(Dataset rows for apps and sites)
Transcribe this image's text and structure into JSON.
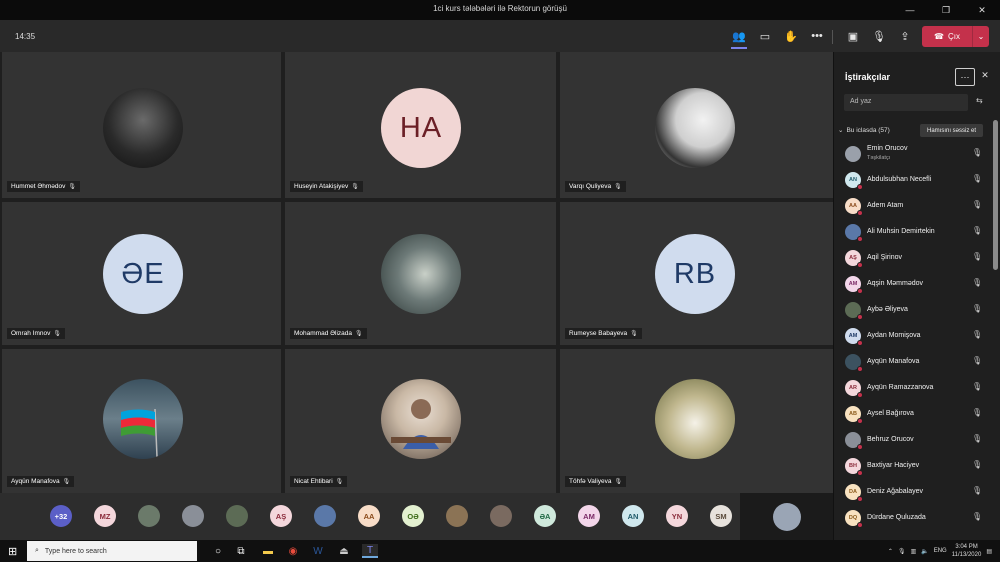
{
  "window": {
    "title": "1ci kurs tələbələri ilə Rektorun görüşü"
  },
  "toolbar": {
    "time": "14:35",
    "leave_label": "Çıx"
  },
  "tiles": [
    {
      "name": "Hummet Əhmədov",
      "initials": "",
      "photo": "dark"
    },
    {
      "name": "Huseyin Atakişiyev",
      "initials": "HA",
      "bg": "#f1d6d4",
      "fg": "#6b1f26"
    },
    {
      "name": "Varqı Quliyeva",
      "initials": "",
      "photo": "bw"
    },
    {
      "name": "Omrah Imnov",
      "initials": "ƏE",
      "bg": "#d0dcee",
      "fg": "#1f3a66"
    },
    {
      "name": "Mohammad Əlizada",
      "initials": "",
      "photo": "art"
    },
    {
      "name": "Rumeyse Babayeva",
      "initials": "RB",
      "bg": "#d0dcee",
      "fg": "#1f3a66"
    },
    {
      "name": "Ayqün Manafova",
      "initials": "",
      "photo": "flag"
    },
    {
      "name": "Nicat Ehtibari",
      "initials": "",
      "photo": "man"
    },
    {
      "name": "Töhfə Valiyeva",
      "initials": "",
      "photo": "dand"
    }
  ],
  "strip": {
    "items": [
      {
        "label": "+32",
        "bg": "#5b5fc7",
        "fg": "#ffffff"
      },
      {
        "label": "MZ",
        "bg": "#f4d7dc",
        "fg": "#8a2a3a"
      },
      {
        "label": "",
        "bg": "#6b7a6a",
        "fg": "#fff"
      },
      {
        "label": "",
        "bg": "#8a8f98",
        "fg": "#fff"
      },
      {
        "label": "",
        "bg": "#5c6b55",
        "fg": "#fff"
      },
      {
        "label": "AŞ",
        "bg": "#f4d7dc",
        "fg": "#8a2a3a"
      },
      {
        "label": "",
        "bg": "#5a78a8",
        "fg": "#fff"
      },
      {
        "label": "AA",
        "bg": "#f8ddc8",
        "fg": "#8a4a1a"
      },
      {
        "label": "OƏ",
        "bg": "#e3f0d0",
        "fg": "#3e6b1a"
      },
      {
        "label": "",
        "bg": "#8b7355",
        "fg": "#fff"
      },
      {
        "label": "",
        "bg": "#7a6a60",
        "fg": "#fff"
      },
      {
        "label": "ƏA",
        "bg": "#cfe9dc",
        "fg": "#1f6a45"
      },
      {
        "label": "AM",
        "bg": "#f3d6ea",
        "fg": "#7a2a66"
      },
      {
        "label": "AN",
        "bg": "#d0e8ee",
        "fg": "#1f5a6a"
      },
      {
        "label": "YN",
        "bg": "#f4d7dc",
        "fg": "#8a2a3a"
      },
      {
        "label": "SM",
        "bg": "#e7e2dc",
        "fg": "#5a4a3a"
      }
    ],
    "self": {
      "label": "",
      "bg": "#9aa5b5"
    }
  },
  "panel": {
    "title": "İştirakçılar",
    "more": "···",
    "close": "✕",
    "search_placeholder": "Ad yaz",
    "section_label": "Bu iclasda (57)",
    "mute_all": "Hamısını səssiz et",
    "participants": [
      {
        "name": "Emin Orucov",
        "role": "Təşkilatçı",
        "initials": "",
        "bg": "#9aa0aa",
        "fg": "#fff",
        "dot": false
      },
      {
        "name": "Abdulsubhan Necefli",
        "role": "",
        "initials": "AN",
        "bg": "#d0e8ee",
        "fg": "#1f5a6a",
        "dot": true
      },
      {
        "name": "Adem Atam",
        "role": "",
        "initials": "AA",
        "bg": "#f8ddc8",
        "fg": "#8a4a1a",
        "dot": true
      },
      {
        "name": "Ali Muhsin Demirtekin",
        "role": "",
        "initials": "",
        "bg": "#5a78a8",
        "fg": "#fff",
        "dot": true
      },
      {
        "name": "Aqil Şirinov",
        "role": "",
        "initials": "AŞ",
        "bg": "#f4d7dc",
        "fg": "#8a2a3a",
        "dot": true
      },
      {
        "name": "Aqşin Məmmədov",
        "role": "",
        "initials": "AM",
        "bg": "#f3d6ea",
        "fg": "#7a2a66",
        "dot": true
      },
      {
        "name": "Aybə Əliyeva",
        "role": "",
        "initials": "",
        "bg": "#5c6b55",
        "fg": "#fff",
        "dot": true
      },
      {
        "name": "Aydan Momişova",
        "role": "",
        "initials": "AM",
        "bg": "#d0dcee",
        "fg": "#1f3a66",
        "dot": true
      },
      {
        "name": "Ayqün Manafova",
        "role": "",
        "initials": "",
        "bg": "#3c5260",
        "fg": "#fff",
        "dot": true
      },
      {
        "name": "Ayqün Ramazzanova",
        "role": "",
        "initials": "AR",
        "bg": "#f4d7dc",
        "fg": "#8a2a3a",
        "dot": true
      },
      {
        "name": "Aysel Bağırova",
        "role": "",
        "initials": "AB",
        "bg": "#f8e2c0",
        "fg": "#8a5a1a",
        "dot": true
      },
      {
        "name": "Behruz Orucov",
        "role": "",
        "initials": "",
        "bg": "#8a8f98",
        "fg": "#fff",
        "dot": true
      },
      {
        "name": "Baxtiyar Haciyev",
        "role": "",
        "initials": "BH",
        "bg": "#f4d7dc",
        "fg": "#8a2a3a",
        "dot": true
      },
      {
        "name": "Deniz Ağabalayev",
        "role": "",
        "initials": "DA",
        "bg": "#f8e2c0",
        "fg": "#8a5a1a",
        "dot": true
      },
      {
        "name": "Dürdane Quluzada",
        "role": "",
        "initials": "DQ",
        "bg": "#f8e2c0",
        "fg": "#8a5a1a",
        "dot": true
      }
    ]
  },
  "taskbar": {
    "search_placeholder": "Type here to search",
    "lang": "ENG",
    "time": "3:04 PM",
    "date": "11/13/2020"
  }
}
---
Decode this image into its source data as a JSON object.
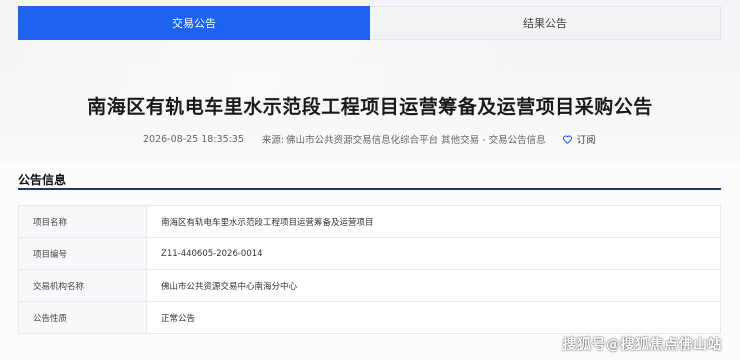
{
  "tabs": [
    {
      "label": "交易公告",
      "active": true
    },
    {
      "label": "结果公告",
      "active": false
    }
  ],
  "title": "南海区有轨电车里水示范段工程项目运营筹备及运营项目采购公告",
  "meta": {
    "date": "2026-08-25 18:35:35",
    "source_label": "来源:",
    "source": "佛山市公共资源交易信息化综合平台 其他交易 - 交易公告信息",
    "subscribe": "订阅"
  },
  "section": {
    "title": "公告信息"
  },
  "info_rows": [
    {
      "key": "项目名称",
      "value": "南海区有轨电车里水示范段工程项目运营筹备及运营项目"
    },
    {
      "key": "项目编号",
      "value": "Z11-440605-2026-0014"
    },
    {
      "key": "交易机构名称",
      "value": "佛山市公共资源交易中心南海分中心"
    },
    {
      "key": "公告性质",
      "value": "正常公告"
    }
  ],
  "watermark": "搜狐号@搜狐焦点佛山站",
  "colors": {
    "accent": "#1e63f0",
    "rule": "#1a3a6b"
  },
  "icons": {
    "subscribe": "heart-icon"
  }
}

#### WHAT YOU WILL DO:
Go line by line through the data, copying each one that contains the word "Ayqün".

#### ANSWER BOX:
      "name": "Ayqün Manafova",
        "name": "Ayqün Manafova",
        "name": "Ayqün Ramazzanova",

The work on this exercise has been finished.